follows four cases of the Truth and Reconciliation Commission, providing background to the crimes as well as interviews with the victims and perpetrators. The film illustrates the enormous divisions that South Africa must overcome in the post-apartheid era.
Contemporary South Africa
Red Ribbon around My House
VHS 26 minutes
Director: Portia Rankoane
Part of the 25-episode Steps for the Future series, Red Ribbon around My House
explores the mother’s refusal to accept the social ostracism that often plagues South Africa’s HIV/AIDS patients. The film focuses on the relationship between the HIV-positive mother and her embarrassed daughter, illustrating how the AIDS crisis affects family members and everyday life.

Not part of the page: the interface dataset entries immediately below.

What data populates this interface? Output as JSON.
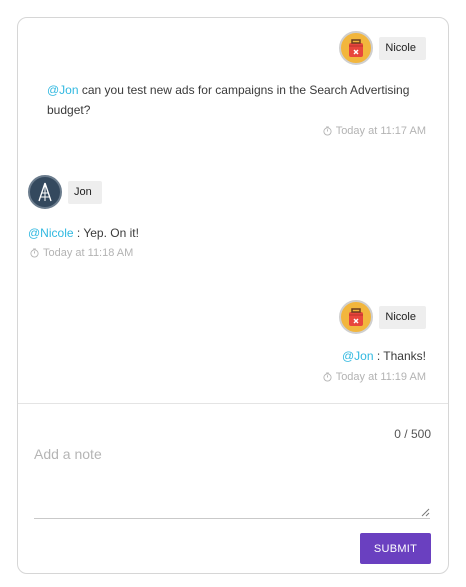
{
  "messages": [
    {
      "author": "Nicole",
      "mention": "@Jon",
      "text": " can you test new ads for campaigns in the Search Advertising budget?",
      "time": "Today at 11:17 AM"
    },
    {
      "author": "Jon",
      "mention": "@Nicole",
      "text": " : Yep. On it!",
      "time": "Today at 11:18 AM"
    },
    {
      "author": "Nicole",
      "mention": "@Jon",
      "text": " : Thanks!",
      "time": "Today at 11:19 AM"
    }
  ],
  "icons": {
    "nicole_avatar": "suitcase-avatar-icon",
    "jon_avatar": "tower-avatar-icon",
    "clock": "stopwatch-icon",
    "resize": "resize-grip-icon"
  },
  "colors": {
    "mention": "#30b8e0",
    "submit": "#6a40c0",
    "nicole_avatar_bg": "#f2b63d",
    "jon_avatar_bg": "#34495e"
  },
  "composer": {
    "counter": "0 / 500",
    "placeholder": "Add a note",
    "value": "",
    "submit_label": "SUBMIT"
  }
}
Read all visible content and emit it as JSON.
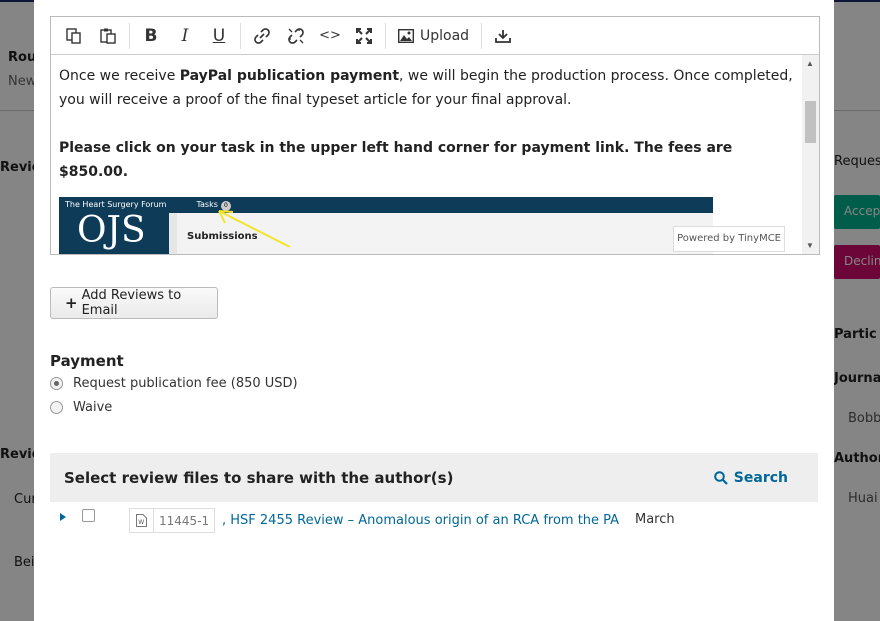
{
  "background": {
    "labels": [
      {
        "text": "Rou",
        "bold": true
      },
      {
        "text": "New",
        "bold": false
      },
      {
        "text": "Revie",
        "bold": true
      },
      {
        "text": "Revie",
        "bold": true
      },
      {
        "text": "Cur",
        "bold": false
      },
      {
        "text": "Bei",
        "bold": false
      },
      {
        "text": "Request",
        "bold": false
      },
      {
        "text": "Partic",
        "bold": true
      },
      {
        "text": "Journal",
        "bold": true
      },
      {
        "text": "Bobb",
        "bold": false
      },
      {
        "text": "Author",
        "bold": true
      },
      {
        "text": "Huai",
        "bold": false
      }
    ],
    "accept_label": "Accept S",
    "decline_label": "Decline S"
  },
  "editor": {
    "toolbar": {
      "copy_icon": "copy-icon",
      "paste_icon": "paste-icon",
      "bold_glyph": "B",
      "italic_glyph": "I",
      "underline_glyph": "U",
      "link_icon": "link-icon",
      "unlink_icon": "unlink-icon",
      "code_glyph": "<>",
      "fullscreen_icon": "fullscreen-icon",
      "upload_label": "Upload",
      "insert_icon": "insert-icon"
    },
    "paragraph1_pre": "Once we receive ",
    "paragraph1_bold": "PayPal publication payment",
    "paragraph1_post": ", we will begin the production process. Once completed, you will receive a proof of the final typeset article for your final approval.",
    "paragraph2": "Please click on your task in the upper left hand corner for payment link. The fees are $850.00.",
    "embedded": {
      "site_name": "The Heart Surgery Forum",
      "tasks_label": "Tasks",
      "tasks_count": "0",
      "logo_text": "OJS",
      "submissions_label": "Submissions"
    },
    "powered_by": "Powered by TinyMCE"
  },
  "add_reviews_label": "Add Reviews to Email",
  "payment": {
    "heading": "Payment",
    "options": [
      {
        "label": "Request publication fee (850 USD)",
        "selected": true
      },
      {
        "label": "Waive",
        "selected": false
      }
    ]
  },
  "files": {
    "heading": "Select review files to share with the author(s)",
    "search_label": "Search",
    "rows": [
      {
        "file_id": "11445-1",
        "title": ", HSF 2455 Review – Anomalous origin of an RCA from the PA",
        "date": "March",
        "checked": false
      }
    ]
  },
  "colors": {
    "link": "#006798",
    "accept": "#00b28d",
    "decline": "#d00a6c",
    "header_bg": "#0e3b57"
  }
}
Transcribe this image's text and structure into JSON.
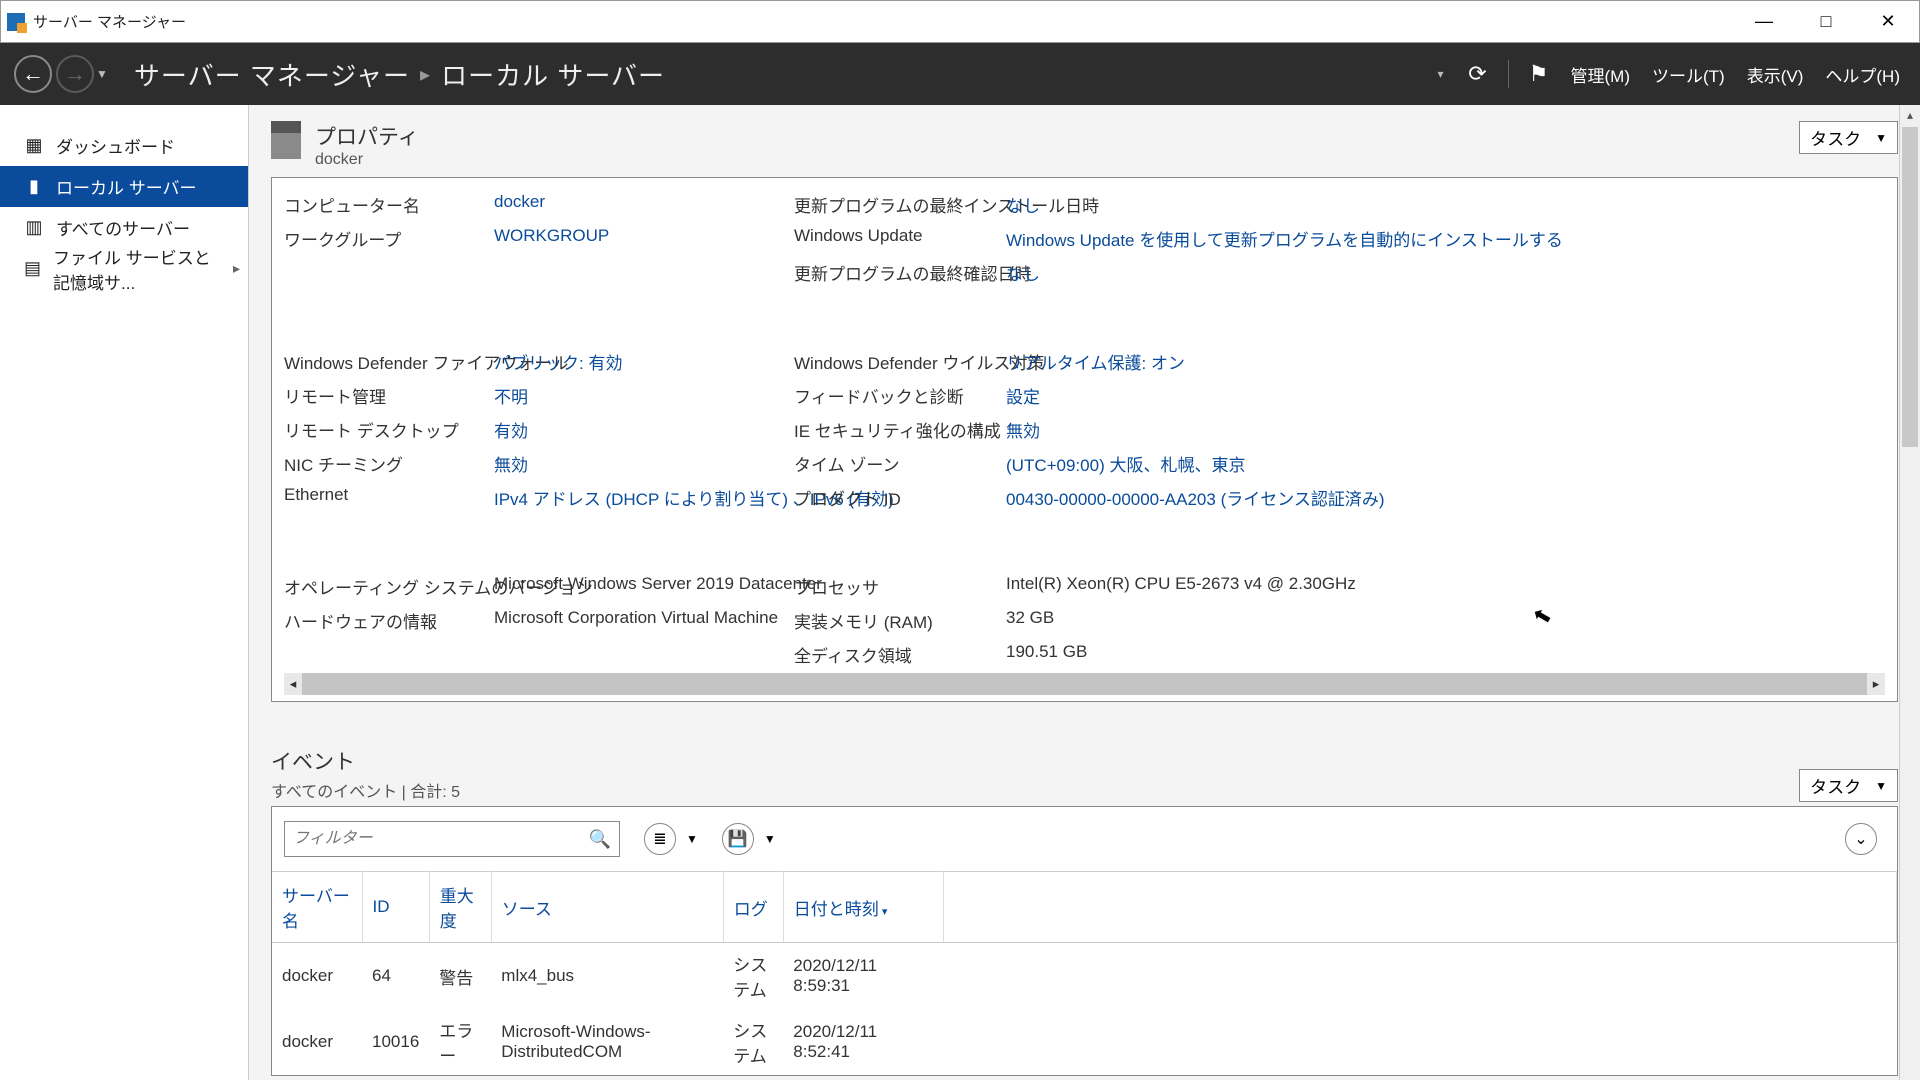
{
  "window": {
    "title": "サーバー マネージャー"
  },
  "header": {
    "breadcrumb": [
      "サーバー マネージャー",
      "ローカル サーバー"
    ],
    "menus": {
      "manage": "管理(M)",
      "tools": "ツール(T)",
      "view": "表示(V)",
      "help": "ヘルプ(H)"
    }
  },
  "sidebar": {
    "items": [
      {
        "label": "ダッシュボード",
        "icon": "dashboard"
      },
      {
        "label": "ローカル サーバー",
        "icon": "server",
        "active": true
      },
      {
        "label": "すべてのサーバー",
        "icon": "servers"
      },
      {
        "label": "ファイル サービスと記憶域サ...",
        "icon": "file",
        "chevron": true
      }
    ]
  },
  "properties": {
    "section_title": "プロパティ",
    "subtitle": "docker",
    "tasks_label": "タスク",
    "rows": {
      "computer_name": {
        "label": "コンピューター名",
        "value": "docker"
      },
      "workgroup": {
        "label": "ワークグループ",
        "value": "WORKGROUP"
      },
      "last_update": {
        "label": "更新プログラムの最終インストール日時",
        "value": "なし"
      },
      "windows_update": {
        "label": "Windows Update",
        "value": "Windows Update を使用して更新プログラムを自動的にインストールする"
      },
      "last_checked": {
        "label": "更新プログラムの最終確認日時",
        "value": "なし"
      },
      "firewall": {
        "label": "Windows Defender ファイアウォール",
        "value": "パブリック: 有効"
      },
      "remote_mgmt": {
        "label": "リモート管理",
        "value": "不明"
      },
      "remote_desktop": {
        "label": "リモート デスクトップ",
        "value": "有効"
      },
      "nic_teaming": {
        "label": "NIC チーミング",
        "value": "無効"
      },
      "ethernet": {
        "label": "Ethernet",
        "value": "IPv4 アドレス (DHCP により割り当て) 、IPv6 (有効)"
      },
      "defender_av": {
        "label": "Windows Defender ウイルス対策",
        "value": "リアルタイム保護: オン"
      },
      "feedback": {
        "label": "フィードバックと診断",
        "value": "設定"
      },
      "ie_esc": {
        "label": "IE セキュリティ強化の構成",
        "value": "無効"
      },
      "timezone": {
        "label": "タイム ゾーン",
        "value": "(UTC+09:00) 大阪、札幌、東京"
      },
      "product_id": {
        "label": "プロダクト ID",
        "value": "00430-00000-00000-AA203 (ライセンス認証済み)"
      },
      "os_version": {
        "label": "オペレーティング システムのバージョン",
        "value": "Microsoft Windows Server 2019 Datacenter"
      },
      "hardware": {
        "label": "ハードウェアの情報",
        "value": "Microsoft Corporation Virtual Machine"
      },
      "processor": {
        "label": "プロセッサ",
        "value": "Intel(R) Xeon(R) CPU E5-2673 v4 @ 2.30GHz"
      },
      "ram": {
        "label": "実装メモリ (RAM)",
        "value": "32 GB"
      },
      "disk": {
        "label": "全ディスク領域",
        "value": "190.51 GB"
      }
    }
  },
  "events": {
    "section_title": "イベント",
    "summary": "すべてのイベント | 合計: 5",
    "tasks_label": "タスク",
    "filter_placeholder": "フィルター",
    "columns": {
      "server": "サーバー名",
      "id": "ID",
      "severity": "重大度",
      "source": "ソース",
      "log": "ログ",
      "datetime": "日付と時刻"
    },
    "rows": [
      {
        "server": "docker",
        "id": "64",
        "severity": "警告",
        "source": "mlx4_bus",
        "log": "システム",
        "datetime": "2020/12/11 8:59:31"
      },
      {
        "server": "docker",
        "id": "10016",
        "severity": "エラー",
        "source": "Microsoft-Windows-DistributedCOM",
        "log": "システム",
        "datetime": "2020/12/11 8:52:41"
      }
    ]
  }
}
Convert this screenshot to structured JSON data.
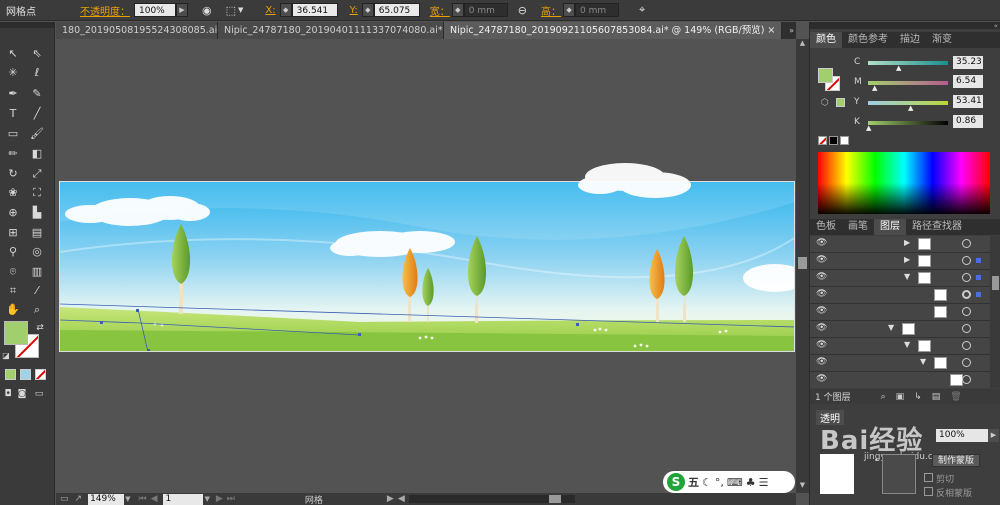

Road to Riches
VHS and DVD 57 minutes
Director: Mandy Jacobson
An episode of PBS’s Wide Angle series, Road to Riches
explores the need for economic black empowerment in post-apartheid South Africa, using the Uthigo national lottery as a starting point. A ten-minute preview clips is available online, along with many other resources: http://www.pbs.org/wnet/wideangle/shows/southafrica/index.html
Director: Jeppe Rønde
A group of Zulu men in Johannesburg who call themselves "Swenkas" compete for cash and prizes each Saturday night in an event that's part fashion show, part choreography, and part moral code.